─── Extracted material

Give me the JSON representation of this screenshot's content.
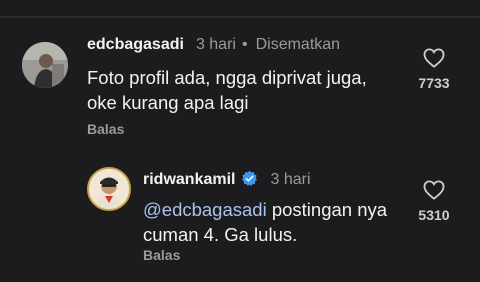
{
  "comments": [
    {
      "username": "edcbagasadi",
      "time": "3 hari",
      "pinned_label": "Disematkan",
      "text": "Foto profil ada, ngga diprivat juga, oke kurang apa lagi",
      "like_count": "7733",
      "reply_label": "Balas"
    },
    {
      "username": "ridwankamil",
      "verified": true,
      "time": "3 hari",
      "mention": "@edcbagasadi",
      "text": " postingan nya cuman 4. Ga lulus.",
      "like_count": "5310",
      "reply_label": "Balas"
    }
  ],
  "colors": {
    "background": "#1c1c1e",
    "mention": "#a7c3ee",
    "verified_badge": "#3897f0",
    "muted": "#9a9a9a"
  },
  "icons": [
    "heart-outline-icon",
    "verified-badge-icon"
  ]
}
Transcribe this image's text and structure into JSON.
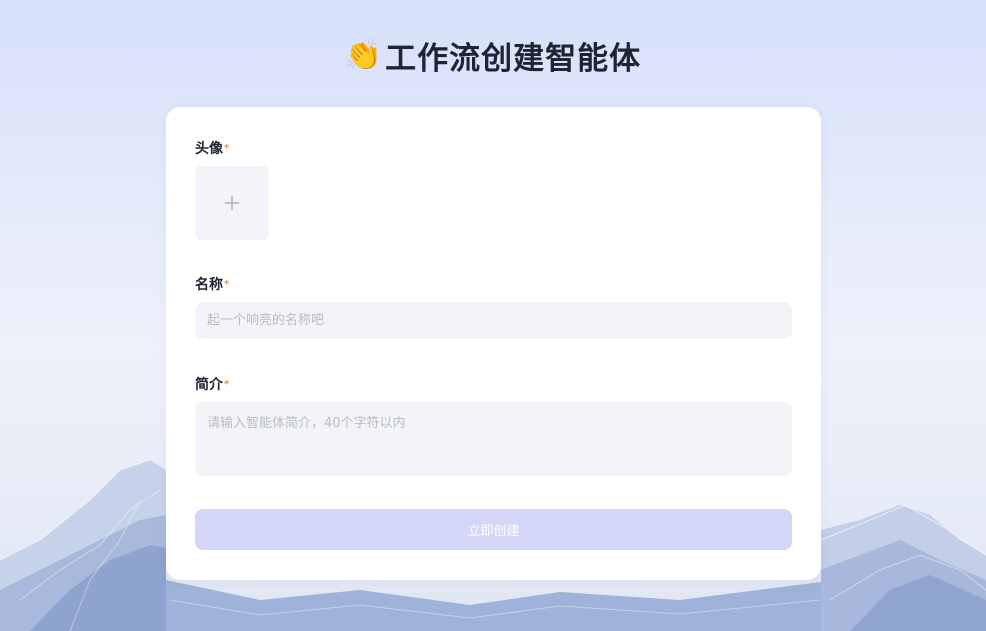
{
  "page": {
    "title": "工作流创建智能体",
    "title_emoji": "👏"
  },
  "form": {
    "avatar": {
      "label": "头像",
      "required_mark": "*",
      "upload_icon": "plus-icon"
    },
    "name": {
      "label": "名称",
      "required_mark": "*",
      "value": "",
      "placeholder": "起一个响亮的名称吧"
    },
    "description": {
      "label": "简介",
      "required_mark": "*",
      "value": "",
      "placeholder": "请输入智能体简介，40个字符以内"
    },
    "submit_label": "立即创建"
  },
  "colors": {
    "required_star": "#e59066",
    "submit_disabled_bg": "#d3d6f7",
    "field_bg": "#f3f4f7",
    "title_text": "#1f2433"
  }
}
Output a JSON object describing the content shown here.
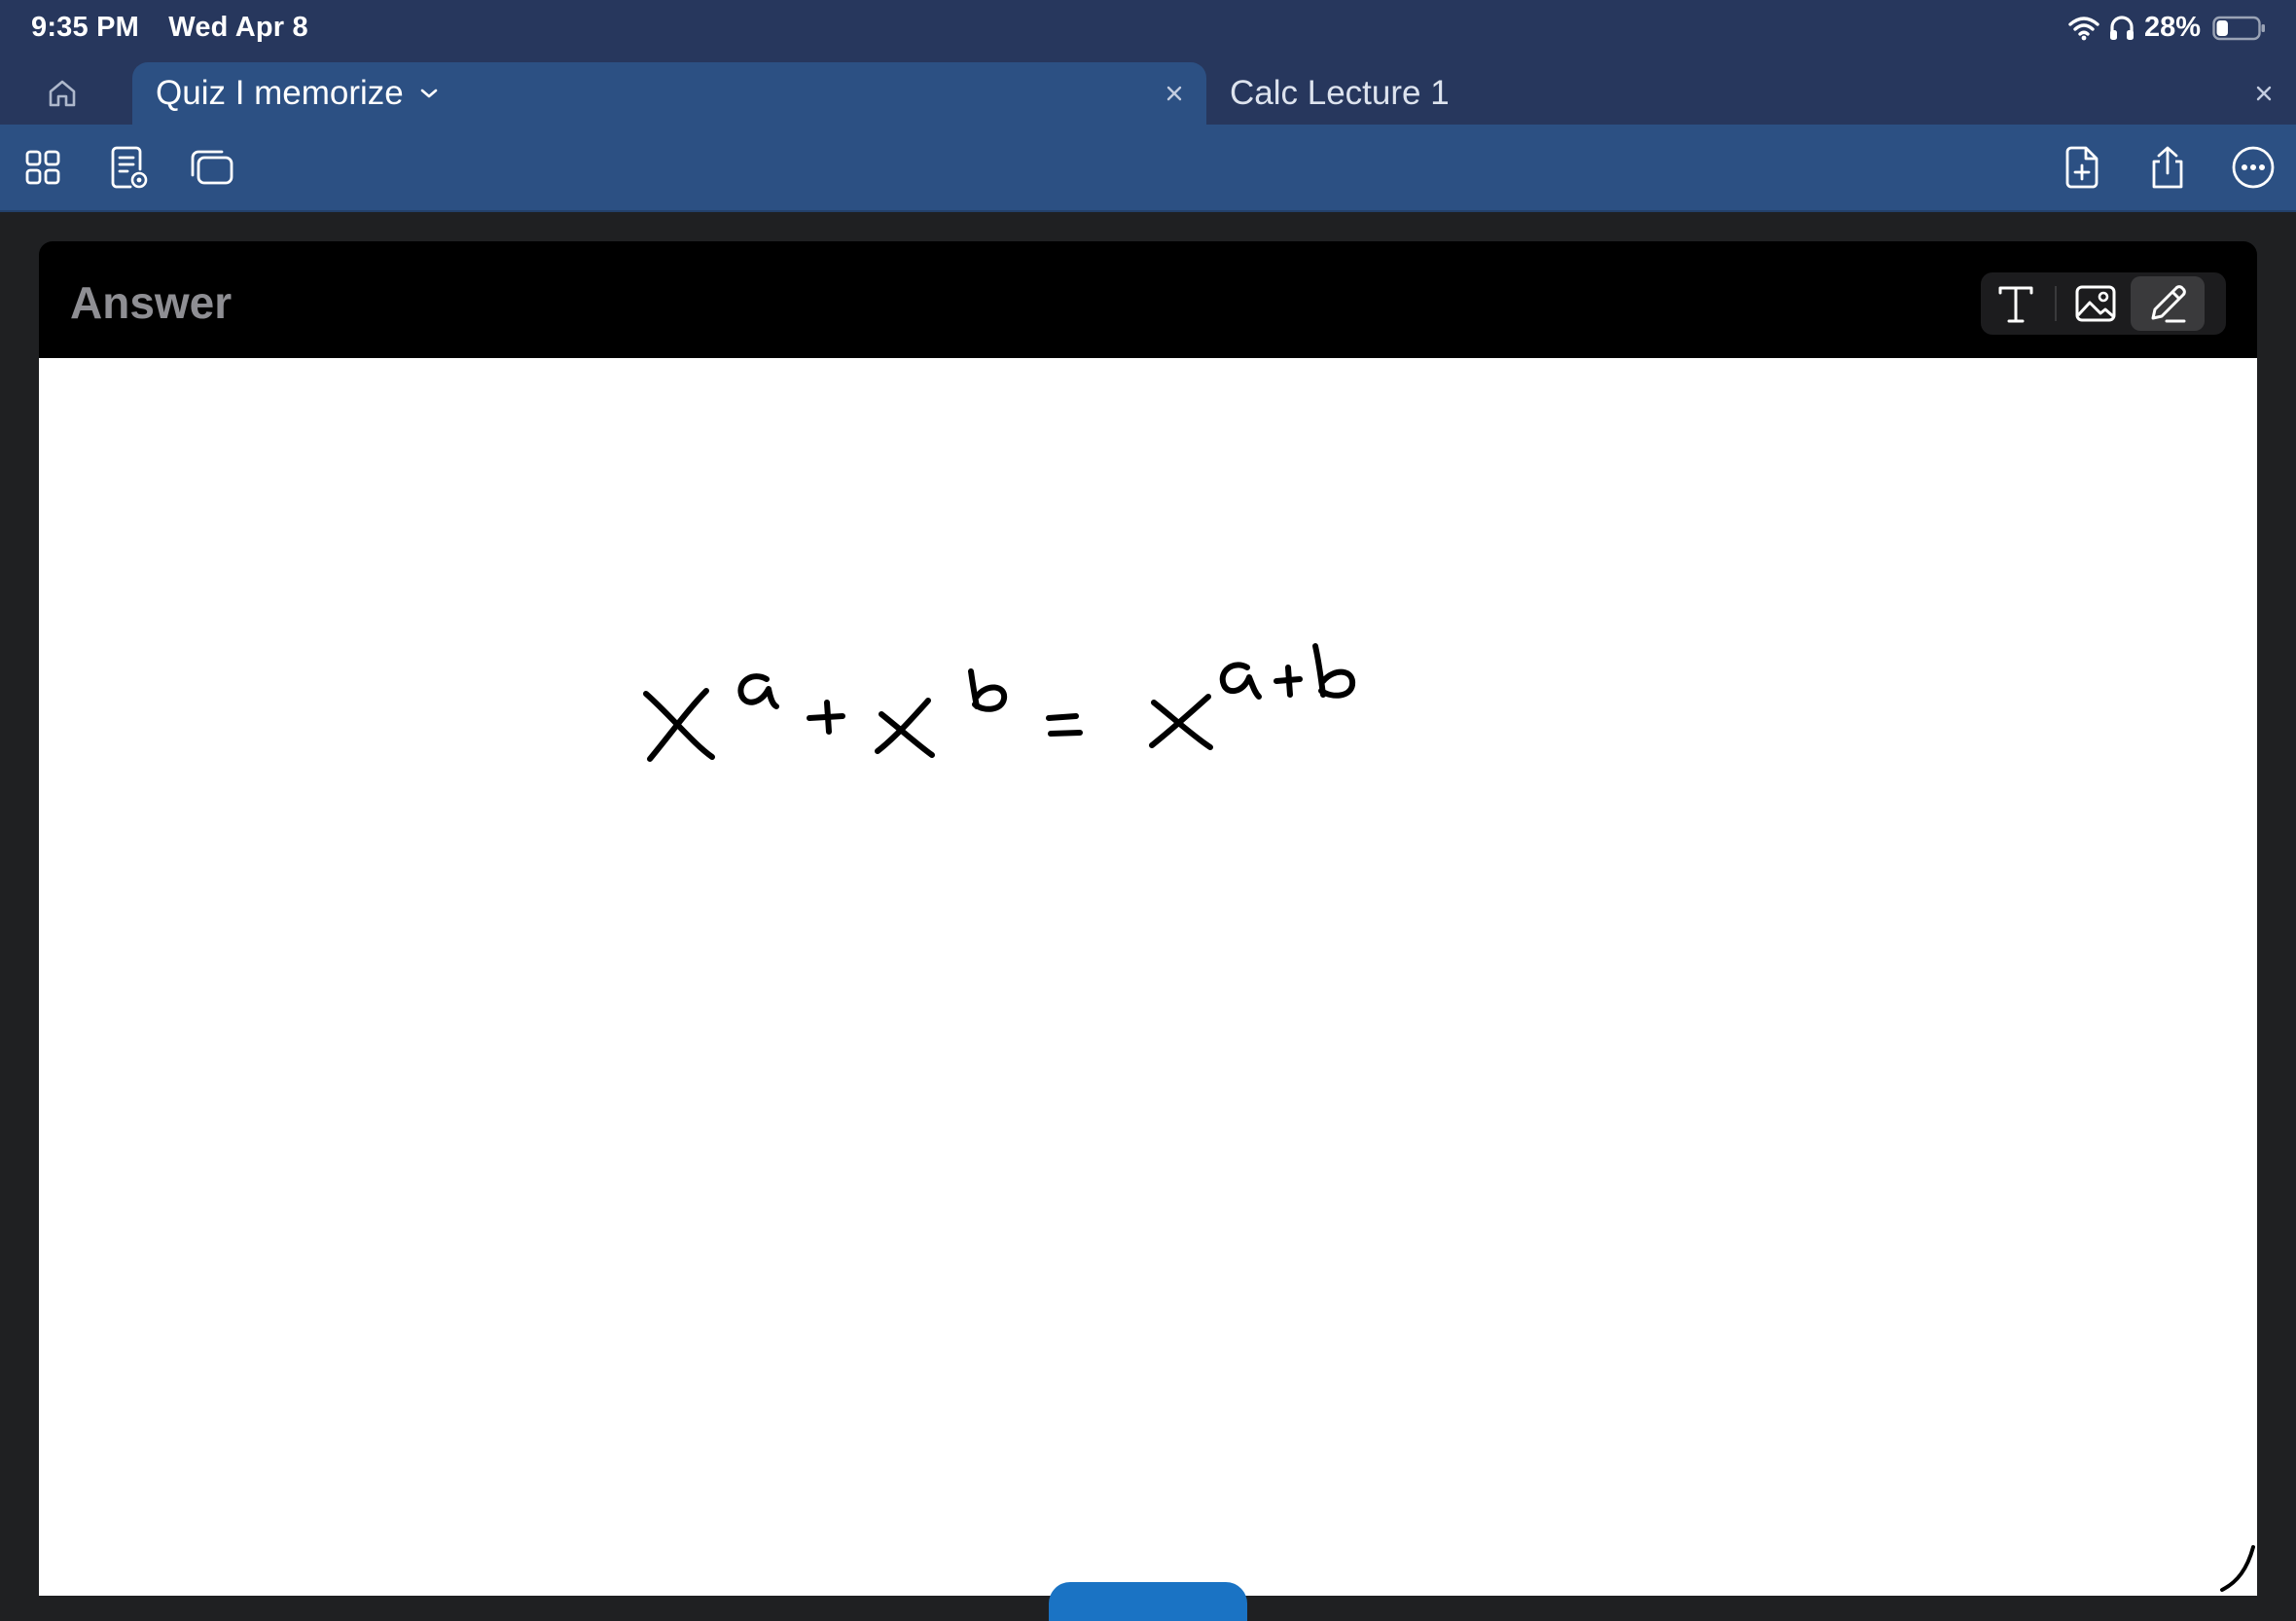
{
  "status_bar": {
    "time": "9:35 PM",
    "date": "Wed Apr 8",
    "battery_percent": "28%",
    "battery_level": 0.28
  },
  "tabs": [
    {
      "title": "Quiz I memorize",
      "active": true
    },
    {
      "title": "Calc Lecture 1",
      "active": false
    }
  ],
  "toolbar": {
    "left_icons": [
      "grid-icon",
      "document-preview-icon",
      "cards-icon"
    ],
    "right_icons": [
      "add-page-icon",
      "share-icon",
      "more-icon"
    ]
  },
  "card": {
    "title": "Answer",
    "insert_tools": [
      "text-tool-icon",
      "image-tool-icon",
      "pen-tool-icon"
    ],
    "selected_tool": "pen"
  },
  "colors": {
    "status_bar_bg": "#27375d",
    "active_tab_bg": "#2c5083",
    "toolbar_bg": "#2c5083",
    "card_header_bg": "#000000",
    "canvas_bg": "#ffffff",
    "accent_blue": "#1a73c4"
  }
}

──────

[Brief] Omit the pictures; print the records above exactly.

[Answer space]
Give me the JSON representation of this screenshot's content.
{
  "comments": [
    {
      "username": "edcbagasadi",
      "time": "3 hari",
      "pinned_label": "Disematkan",
      "text": "Foto profil ada, ngga diprivat juga, oke kurang apa lagi",
      "like_count": "7733",
      "reply_label": "Balas"
    },
    {
      "username": "ridwankamil",
      "verified": true,
      "time": "3 hari",
      "mention": "@edcbagasadi",
      "text": " postingan nya cuman 4. Ga lulus.",
      "like_count": "5310",
      "reply_label": "Balas"
    }
  ],
  "colors": {
    "background": "#1c1c1e",
    "mention": "#a7c3ee",
    "verified_badge": "#3897f0",
    "muted": "#9a9a9a"
  },
  "icons": [
    "heart-outline-icon",
    "verified-badge-icon"
  ]
}
Transcribe this image's text and structure into JSON.
{
  "page": {
    "title": "工作流创建智能体",
    "title_emoji": "👏"
  },
  "form": {
    "avatar": {
      "label": "头像",
      "required_mark": "*",
      "upload_icon": "plus-icon"
    },
    "name": {
      "label": "名称",
      "required_mark": "*",
      "value": "",
      "placeholder": "起一个响亮的名称吧"
    },
    "description": {
      "label": "简介",
      "required_mark": "*",
      "value": "",
      "placeholder": "请输入智能体简介，40个字符以内"
    },
    "submit_label": "立即创建"
  },
  "colors": {
    "required_star": "#e59066",
    "submit_disabled_bg": "#d3d6f7",
    "field_bg": "#f3f4f7",
    "title_text": "#1f2433"
  }
}
Output a JSON object describing the content shown here.
{
  "status_bar": {
    "time": "9:35 PM",
    "date": "Wed Apr 8",
    "battery_percent": "28%",
    "battery_level": 0.28
  },
  "tabs": [
    {
      "title": "Quiz I memorize",
      "active": true
    },
    {
      "title": "Calc Lecture 1",
      "active": false
    }
  ],
  "toolbar": {
    "left_icons": [
      "grid-icon",
      "document-preview-icon",
      "cards-icon"
    ],
    "right_icons": [
      "add-page-icon",
      "share-icon",
      "more-icon"
    ]
  },
  "card": {
    "title": "Answer",
    "insert_tools": [
      "text-tool-icon",
      "image-tool-icon",
      "pen-tool-icon"
    ],
    "selected_tool": "pen"
  },
  "colors": {
    "status_bar_bg": "#27375d",
    "active_tab_bg": "#2c5083",
    "toolbar_bg": "#2c5083",
    "card_header_bg": "#000000",
    "canvas_bg": "#ffffff",
    "accent_blue": "#1a73c4"
  }
}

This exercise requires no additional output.